Appears in

Oxford Companion to Food

Oxford Companion to Food

By Alan Davidson

Published 2014

  • About

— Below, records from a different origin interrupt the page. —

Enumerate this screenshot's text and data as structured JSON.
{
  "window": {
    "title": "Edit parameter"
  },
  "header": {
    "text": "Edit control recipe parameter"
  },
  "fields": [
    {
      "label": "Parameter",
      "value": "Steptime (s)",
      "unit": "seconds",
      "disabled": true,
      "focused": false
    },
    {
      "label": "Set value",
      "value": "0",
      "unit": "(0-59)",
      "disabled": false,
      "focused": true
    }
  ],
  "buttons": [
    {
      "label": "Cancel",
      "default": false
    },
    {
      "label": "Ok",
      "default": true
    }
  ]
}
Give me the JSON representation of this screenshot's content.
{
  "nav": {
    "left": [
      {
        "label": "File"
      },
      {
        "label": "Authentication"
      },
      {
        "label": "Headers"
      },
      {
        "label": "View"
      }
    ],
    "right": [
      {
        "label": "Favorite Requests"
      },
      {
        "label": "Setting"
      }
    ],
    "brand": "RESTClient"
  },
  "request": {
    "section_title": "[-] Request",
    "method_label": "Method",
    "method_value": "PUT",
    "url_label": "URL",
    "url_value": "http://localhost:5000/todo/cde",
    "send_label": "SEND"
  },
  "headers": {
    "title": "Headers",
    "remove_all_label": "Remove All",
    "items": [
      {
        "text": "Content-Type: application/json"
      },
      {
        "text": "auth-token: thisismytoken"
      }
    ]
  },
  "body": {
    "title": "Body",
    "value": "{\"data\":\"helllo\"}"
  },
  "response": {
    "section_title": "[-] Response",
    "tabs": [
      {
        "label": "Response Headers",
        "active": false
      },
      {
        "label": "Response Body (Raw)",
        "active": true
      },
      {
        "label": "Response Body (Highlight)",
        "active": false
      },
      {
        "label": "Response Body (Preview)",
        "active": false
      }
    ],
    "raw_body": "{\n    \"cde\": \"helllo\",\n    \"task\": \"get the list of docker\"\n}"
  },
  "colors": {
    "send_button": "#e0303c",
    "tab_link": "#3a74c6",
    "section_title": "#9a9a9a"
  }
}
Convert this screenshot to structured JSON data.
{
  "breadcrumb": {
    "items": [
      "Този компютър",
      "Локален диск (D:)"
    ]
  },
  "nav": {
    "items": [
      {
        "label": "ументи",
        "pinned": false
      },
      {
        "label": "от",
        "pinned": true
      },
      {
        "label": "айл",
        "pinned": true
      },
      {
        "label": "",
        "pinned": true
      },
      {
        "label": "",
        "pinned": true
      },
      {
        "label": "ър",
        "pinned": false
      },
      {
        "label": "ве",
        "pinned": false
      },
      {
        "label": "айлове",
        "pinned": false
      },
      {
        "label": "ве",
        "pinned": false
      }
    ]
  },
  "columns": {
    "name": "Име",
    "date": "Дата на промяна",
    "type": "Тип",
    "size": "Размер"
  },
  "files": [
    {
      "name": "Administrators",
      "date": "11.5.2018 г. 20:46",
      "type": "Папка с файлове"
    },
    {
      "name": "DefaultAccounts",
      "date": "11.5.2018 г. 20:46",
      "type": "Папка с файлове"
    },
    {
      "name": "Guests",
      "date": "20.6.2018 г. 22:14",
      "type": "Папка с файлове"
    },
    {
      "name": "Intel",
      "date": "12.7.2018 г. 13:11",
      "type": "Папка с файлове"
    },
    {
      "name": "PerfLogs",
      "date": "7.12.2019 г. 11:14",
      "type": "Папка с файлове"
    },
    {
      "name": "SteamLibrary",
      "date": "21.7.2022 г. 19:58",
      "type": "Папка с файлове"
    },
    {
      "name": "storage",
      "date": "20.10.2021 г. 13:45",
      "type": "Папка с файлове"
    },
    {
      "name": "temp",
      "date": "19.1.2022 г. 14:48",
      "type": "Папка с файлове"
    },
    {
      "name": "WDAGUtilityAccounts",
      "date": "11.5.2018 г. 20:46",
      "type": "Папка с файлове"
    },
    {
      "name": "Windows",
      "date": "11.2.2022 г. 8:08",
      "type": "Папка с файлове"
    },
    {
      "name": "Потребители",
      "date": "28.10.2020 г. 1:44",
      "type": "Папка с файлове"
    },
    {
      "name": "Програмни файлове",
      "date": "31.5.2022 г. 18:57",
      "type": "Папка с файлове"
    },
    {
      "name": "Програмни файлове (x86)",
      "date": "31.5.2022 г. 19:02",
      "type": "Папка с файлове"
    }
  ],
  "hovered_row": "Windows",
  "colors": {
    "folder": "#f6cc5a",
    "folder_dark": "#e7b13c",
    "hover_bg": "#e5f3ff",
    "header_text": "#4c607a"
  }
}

ras-el-hanout an important spice mixture (the name means, literally, something like ‘top of the shop’) found in varying forms in Tunisia, Algeria, and Morocco. It is one of the most complex such mixtures. Mme Guinaudeau (1958 and later editions) gave a list of 27 ingredients which has conveniently been echoed in an annotated English version by Paula Wolfert (1973, also with later editions). What seems clear is that standard ingredients are cumin seed, coriander seeds, turmeric, ginger, cardamom, and nutmeg, but that many others, such as cinnamon, cayenne pepper, rosebud (of the damask rose), oregano, are usually included, all in powdered form. Wolfert (1973) points out that certain supposed aphrodisiacs, including the ‘green metallic beetles’, cantharides, which are called ‘Spanish fly’ (Lytta vesicatoria) and are notoriously dangerous, have appeared in many Moroccan prescriptions; but these seem to be irrelevant for flavouring purposes. This last point is among those wittily brought out by Levy (1986) in a major essay on ‘Spanish fly’, based on research at Taroudan and Marrakesh in Morocco.